» **Exercise prompt**
Go line by line through the entries below and count those containing the string "name"; give only the count.
##########
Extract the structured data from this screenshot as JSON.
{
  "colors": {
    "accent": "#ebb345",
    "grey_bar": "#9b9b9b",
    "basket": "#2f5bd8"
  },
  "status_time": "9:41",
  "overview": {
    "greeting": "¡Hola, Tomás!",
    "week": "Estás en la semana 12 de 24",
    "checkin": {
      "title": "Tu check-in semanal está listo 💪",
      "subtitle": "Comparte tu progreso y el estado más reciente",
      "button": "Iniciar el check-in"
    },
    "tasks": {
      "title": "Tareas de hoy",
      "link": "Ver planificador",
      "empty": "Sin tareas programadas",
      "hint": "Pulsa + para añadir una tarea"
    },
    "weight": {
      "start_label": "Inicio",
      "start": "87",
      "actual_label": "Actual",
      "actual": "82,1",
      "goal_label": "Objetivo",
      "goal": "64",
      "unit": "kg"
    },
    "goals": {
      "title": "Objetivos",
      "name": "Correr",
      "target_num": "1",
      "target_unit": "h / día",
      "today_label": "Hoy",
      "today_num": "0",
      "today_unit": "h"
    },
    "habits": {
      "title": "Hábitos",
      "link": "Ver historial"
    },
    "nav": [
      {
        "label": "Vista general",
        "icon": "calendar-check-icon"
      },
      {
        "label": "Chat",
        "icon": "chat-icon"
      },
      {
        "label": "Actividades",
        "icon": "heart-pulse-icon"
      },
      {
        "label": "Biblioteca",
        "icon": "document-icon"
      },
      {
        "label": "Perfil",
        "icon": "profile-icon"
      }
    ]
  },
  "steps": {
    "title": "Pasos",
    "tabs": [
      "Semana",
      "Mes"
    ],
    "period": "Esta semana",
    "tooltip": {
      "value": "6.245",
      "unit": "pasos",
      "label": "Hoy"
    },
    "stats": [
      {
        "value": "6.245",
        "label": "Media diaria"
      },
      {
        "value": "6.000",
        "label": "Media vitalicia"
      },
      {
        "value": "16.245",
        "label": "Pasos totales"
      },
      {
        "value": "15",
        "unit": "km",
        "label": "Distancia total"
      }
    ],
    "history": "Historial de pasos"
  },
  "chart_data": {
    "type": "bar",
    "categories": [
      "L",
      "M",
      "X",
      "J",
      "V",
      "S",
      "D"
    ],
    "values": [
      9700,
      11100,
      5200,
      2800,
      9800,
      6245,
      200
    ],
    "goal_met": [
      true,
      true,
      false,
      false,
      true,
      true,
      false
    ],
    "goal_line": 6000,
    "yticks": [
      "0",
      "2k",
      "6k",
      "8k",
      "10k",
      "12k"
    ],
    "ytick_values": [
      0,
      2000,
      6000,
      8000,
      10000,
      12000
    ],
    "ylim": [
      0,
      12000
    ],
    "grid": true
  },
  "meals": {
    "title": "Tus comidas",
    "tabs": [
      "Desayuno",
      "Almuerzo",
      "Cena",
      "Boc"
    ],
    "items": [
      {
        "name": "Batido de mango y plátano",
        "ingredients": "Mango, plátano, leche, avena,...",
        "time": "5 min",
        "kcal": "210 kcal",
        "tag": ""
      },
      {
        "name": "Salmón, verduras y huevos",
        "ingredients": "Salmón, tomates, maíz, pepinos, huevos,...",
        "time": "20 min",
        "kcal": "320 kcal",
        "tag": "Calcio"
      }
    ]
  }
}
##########
» **The answer**
3